[Task prompt] Copy each line of the data below in which the word "General" can be found.

Dataset rows for apps and sites:
□ □ □
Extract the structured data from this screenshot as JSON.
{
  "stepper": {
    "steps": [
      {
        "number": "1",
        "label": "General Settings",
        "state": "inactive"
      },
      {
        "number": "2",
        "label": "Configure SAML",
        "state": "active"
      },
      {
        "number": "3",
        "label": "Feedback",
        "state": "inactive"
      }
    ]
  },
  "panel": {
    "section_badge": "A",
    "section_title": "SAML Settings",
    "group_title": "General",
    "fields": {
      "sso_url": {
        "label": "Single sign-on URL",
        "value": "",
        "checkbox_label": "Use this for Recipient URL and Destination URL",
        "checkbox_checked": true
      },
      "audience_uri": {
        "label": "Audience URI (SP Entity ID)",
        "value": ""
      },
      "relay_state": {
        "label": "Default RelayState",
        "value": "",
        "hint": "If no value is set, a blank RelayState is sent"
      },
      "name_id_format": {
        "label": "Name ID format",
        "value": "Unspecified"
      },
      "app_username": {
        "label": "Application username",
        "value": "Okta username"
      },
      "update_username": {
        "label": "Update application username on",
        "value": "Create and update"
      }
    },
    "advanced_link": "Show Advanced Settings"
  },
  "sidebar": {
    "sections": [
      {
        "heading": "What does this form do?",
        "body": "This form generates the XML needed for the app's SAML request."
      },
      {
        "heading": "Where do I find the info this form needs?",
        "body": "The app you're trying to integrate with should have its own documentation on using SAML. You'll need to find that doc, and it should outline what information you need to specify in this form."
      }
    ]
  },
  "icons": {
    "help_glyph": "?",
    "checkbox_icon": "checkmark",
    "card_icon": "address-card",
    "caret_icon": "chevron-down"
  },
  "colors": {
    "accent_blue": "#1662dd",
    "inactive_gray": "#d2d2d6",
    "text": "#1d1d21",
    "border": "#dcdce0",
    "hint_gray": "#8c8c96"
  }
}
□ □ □
[Answer to the exercise]
        "label": "General Settings",
    "group_title": "General",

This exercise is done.